This migration policy also reduces exports because it minimizes shareholder pressure on C-suite executives to take a career risk by trying to grow exports to poor countries.
Outside government, migration also undermines employees’ workplace rights, and it widens the regional economic gaps between the Democrats’ cheap-labor coastal states and the Republicans’ heartland and southern states.
An economy fueled by Extraction Migration also drains Americans’ political clout over elites and it alienates young people. It radicalizes Americans’ democratic civic culture because it gives a moral excuse for wealthy elites and progressives to ignore despairing Americans at the bottom of society, such as drug addicts.
This diversify-and-rule investor strategy is enthusiastically pushed by progressives who wish to transform the U.S. from a society governed by European-origin civic culture into an economic empire of jealous identity groups overseen by progressive hall monitors. “We’re trying to become the first multiracial, multi-ethnic superpower in the world,”Silicon Valley Rep. Rohit Khanna (D-CA) told the New York Times in March 2022. “It will be an extraordinary achievement … We will ultimately triumph,” he boasted.
But the progressive-backed, colonialism-like migration policy kills many migrants.

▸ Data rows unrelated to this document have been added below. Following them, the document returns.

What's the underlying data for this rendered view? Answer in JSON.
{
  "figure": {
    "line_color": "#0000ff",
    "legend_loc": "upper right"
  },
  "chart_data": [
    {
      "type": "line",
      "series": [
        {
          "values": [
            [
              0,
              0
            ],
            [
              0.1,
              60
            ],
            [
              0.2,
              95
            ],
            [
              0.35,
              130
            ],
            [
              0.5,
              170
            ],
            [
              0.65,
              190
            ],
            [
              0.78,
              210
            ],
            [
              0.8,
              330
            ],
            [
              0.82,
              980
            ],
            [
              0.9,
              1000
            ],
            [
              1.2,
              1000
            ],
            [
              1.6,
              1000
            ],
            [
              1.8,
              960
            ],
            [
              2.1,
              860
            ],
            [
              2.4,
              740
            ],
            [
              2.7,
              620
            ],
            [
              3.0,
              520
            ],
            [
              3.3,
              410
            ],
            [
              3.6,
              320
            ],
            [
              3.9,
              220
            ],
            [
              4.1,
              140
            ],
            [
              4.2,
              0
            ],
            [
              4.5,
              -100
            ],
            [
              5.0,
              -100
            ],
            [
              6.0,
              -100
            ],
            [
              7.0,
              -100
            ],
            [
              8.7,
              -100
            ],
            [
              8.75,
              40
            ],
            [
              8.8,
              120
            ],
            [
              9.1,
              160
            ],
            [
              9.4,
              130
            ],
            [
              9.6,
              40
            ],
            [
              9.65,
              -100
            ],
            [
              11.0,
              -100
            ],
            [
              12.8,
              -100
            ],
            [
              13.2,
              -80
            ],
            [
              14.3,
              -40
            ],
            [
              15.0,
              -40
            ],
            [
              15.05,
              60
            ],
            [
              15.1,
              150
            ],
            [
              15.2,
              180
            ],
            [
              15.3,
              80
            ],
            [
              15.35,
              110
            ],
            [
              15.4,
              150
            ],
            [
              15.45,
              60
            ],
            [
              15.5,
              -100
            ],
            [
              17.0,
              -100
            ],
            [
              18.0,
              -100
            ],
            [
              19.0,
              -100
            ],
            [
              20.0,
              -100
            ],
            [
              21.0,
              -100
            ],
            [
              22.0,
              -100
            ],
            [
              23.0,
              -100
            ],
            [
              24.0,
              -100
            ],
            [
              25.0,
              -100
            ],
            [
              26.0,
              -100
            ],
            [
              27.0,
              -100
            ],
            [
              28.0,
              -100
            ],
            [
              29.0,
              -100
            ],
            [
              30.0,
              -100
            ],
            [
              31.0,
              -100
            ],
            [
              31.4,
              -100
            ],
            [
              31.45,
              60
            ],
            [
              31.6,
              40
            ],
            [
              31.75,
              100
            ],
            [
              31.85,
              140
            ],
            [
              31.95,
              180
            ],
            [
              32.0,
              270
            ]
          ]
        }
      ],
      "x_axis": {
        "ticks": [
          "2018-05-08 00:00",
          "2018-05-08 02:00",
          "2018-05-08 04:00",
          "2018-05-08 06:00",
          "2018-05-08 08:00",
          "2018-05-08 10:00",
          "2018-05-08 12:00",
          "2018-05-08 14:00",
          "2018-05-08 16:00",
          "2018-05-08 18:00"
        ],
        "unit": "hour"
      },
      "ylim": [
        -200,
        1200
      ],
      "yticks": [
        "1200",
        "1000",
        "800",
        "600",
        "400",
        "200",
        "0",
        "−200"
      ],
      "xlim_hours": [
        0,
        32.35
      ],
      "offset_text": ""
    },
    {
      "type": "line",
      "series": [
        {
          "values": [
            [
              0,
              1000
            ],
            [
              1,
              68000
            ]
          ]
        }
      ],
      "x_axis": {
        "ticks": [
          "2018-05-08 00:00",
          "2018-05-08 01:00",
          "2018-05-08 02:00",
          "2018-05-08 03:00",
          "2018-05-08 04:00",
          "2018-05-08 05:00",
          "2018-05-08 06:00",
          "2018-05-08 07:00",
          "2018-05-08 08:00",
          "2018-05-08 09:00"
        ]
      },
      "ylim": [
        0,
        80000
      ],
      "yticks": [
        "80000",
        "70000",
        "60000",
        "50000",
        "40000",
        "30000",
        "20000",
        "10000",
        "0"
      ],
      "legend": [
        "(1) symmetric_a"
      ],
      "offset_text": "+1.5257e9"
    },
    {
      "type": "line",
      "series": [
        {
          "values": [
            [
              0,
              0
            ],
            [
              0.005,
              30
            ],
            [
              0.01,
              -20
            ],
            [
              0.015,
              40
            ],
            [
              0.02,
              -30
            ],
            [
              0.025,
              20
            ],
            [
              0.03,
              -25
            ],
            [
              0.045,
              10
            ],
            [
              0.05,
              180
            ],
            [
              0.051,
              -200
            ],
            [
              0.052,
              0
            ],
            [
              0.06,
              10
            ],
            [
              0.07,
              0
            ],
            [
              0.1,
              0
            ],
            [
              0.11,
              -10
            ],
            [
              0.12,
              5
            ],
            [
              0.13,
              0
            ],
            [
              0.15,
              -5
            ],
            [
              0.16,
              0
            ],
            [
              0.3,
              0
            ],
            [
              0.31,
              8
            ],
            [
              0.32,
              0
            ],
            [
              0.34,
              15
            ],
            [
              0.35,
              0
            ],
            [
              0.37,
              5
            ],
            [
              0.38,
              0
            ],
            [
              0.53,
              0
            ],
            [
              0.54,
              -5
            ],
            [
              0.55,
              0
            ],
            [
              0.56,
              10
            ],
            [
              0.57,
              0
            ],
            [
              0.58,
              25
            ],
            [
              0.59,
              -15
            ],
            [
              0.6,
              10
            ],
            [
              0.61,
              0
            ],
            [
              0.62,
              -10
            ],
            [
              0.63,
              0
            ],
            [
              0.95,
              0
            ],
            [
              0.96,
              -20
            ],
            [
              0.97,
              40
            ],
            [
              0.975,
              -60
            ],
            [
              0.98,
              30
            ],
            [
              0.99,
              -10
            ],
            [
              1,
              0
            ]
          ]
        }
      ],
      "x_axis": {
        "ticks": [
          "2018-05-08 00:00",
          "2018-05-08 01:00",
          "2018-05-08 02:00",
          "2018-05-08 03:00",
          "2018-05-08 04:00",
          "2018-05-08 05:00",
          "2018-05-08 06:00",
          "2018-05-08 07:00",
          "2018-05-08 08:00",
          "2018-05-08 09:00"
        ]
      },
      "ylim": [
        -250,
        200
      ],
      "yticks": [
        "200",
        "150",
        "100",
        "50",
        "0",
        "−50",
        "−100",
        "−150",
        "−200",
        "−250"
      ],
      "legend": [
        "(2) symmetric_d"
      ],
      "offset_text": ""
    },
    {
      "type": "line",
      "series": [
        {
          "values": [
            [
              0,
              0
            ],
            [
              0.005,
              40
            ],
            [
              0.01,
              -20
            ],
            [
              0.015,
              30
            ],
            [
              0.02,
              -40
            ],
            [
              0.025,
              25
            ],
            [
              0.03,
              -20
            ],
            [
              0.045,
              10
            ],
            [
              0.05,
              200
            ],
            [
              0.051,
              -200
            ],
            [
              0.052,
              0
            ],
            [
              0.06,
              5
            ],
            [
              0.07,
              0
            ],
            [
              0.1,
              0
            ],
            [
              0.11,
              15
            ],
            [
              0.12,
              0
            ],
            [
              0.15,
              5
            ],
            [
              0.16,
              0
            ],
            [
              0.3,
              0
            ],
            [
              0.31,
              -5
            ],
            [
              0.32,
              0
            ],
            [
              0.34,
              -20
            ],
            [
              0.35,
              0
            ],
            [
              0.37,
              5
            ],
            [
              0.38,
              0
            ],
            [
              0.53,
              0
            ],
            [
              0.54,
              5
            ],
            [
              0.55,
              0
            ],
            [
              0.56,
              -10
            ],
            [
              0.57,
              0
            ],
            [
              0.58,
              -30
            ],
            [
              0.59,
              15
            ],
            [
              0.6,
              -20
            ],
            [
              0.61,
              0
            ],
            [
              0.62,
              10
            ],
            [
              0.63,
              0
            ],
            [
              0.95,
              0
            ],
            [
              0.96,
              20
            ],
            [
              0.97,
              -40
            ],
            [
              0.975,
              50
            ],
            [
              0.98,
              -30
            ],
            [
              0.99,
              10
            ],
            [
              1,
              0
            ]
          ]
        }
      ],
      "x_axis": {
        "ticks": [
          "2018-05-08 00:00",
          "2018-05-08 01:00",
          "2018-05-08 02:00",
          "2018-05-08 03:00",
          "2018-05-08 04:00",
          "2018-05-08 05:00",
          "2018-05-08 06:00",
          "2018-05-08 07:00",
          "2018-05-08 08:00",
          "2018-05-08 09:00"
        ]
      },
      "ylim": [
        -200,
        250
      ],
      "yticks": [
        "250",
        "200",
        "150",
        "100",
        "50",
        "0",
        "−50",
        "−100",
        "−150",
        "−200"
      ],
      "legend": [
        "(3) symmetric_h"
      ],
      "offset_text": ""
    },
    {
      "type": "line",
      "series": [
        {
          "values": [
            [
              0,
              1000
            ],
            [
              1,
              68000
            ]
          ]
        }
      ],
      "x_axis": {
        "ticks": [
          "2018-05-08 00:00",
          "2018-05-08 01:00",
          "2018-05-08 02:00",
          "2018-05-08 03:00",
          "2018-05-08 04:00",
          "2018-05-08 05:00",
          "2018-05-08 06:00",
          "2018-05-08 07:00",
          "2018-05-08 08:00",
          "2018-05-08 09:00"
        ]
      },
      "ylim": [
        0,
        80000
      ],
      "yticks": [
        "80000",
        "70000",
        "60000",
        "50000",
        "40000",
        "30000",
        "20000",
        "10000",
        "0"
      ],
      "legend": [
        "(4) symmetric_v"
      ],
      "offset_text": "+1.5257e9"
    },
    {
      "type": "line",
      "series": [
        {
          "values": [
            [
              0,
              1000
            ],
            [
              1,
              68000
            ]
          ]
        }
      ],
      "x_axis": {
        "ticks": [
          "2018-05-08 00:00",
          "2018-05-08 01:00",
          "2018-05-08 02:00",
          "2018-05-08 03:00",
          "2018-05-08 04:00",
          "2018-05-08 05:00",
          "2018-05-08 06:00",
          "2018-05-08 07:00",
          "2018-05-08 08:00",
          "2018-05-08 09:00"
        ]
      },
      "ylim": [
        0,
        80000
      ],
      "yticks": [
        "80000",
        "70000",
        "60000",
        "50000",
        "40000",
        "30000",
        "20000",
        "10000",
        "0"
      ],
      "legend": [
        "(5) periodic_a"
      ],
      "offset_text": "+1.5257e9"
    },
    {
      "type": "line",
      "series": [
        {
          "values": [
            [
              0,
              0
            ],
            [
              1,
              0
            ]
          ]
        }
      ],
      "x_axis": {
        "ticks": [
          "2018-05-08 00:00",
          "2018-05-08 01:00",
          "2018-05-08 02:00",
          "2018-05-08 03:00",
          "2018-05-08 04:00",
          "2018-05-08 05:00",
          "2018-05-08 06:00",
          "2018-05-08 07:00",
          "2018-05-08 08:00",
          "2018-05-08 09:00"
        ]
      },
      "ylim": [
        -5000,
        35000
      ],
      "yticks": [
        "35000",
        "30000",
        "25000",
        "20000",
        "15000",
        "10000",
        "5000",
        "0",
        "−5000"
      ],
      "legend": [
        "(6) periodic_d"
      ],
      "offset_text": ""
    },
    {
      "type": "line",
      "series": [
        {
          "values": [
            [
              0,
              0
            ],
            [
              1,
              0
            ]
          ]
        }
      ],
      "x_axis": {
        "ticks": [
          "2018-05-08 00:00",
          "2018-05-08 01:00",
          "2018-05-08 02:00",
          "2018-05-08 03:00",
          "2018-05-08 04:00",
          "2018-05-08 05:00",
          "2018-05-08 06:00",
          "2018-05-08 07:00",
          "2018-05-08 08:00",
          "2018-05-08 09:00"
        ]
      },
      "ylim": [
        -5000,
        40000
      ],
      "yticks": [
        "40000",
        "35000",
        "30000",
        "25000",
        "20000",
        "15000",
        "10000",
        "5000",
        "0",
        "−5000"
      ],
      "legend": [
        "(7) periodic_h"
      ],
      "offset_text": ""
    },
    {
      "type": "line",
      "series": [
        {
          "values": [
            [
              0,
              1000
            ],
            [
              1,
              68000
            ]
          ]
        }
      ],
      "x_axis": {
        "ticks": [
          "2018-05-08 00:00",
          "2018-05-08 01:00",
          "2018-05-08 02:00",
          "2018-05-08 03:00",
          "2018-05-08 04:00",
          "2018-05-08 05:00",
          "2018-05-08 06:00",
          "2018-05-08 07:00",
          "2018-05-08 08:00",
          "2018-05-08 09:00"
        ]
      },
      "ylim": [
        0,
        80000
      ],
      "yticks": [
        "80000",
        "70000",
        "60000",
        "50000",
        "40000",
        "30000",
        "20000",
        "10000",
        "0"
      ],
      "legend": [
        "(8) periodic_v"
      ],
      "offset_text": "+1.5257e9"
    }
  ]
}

It exploits the poverty of migrants and splits foreign families as it extracts human resources from poor home countries to serve wealthy U.S. investors.
Progressives hide this Extraction Migration economic policy behind a wide variety of noble-sounding explanations and theatrical border security programs. Progressives claim the U.S. is a “Nation of Immigrants,” that economic migrants are political victims, that migration helps migrants more than Americans, and that the state must renew itself by replacing populations.
Similarly, establishment Republicans, businesses, and GOP donors hide the pocketbook impact. They prefer to divert voters’ attention toward border chaos, welfare spending, terror-linked migrants, migrant crime, and drug smuggling.
Many polls show the public wants to welcome some immigrants. But the polls also show deep and broad public opposition to labor migration and to the inflow of temporary contract workers into the jobs needed by the families of blue-collar and white-collar Americans.
This “Third Rail” opposition is growing, anti-establishment, multiracial, cross-sex, non-racist, class-based, bipartisan, rational, persistent and recognizes the solidarity that American citizens owe to one another.✪